The European Union announced today that it would be imposing robust sanctions on Iran, targeting its energy, shipping, insurance and financial sectors. After seven years of being out-negotiated and out-organized by the mullahs, the 27 member states of the EU are now more cognizant of the Iranian regime's deceptive financial practices to secure funding for its nuclear weapons program and its terror entity, the Islamic Revolutionary Guards Corps (IRGC).

This move comes on the heels of the U.S. Congress’s recently passed hard-hitting sanctions, aiming at Iran’s vulnerable energy sector and its IRGC. The IRGC are the hard-line Ahmadinejad loyalists who crushed the country’s pro-democracy movement a year ago.

Given the massive EU-Iranian trade relationship, the EU is uniquely positioned to leverage its economic muscles over Iran's rulers and bring the regime's financial interests to a grinding halt. EU exports to Iran totaled 14.1 billion euros in 2008, and import trade amounted to 11.3 billion euros, 90 percent of which was energy. If the EU decides to pump resources into enforcing the sanctions, the efficacy of ratcheting up the pressure might cause further labor unrest and deep social discontent. In the first half of July, probably as a result of the sanctions already imposed, powerful merchants in the Tehran bazaar went on strike. The last time roving bazaar strikes hit Iran was 1978, prompting the collapse of the Shah in 1979.

Coupled with U.S. sanctions that also target Iran’s energy and financial businesses, the EU sanctions might well be the last, best chance to stop Iran’s illegal nuclear program without the use of military force.

Iran’s bellicose rhetoric and recalcitrant behavior have alarmed the international community, which helps explain the June Global Pew poll showing that a majority of the French (59 percent) and even the typically dovish Germans (51 percent) would consider armed action against Iran if its rulers do not pull the plug on its unlawful drive toward obtaining nukes. Iran’s aggressive plan to dominate the Middle East has also upset Sunni countries, including Egypt and Jordan. Even majorities in Egypt and Jordan, according to the Pew survey, are not averse to launching attacks against Iran, revealing the widespread anxiety in the region about a nuclear-armed regime in Tehran. 
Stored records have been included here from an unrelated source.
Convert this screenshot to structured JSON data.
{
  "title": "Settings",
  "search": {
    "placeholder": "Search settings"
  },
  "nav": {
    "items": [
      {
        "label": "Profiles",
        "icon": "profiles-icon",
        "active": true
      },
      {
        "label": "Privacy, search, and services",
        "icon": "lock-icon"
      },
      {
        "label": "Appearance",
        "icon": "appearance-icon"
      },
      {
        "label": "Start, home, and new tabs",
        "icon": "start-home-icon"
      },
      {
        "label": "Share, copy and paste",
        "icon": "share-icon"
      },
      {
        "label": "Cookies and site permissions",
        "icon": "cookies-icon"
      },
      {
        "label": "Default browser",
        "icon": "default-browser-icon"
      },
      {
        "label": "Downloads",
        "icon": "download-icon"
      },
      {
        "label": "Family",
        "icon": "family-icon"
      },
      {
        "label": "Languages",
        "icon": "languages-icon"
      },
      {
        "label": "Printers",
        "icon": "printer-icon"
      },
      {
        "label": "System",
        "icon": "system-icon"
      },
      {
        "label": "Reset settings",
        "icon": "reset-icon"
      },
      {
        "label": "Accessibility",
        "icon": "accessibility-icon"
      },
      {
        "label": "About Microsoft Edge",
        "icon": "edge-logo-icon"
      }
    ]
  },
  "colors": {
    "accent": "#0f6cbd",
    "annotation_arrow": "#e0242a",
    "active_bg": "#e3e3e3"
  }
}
Writing in last week's Wall Street Journal, Gerald Seib noted that the potent combination of EU and U.S. sanctions “ have the potential to directly slow Iran's nuclear program by shutting off the flow of international financing and technology needed to keep elements of it moving ahead.”

According to Mark Dubowitz, executive director of the Foundation for Defense of Democracies, and Ilan Berman, vice president of the the American Foreign Policy Council,  “about 60 percent of the technology used by Iran to exploit its natural gas sector comes from one European nation: Germany.” 

All of this means that if Germany and countries, for example, like Switzerland, whose energy giant Elektrizitäts-Gesellschaft Laufenburg (EGL) is set to implement its 18 billion euro gas deal with the National Iranian Gas Export Company (NIGEC) in defiance of U.S. complaints, pull the plug on their support of Iran's energy and infrastructure, there might very well be a chance to alter Iran's dangerous conduct. The alternative could have even graver implications.

Benjamin Weinthal is a fellow at the Foundation for the Defense of Democracies.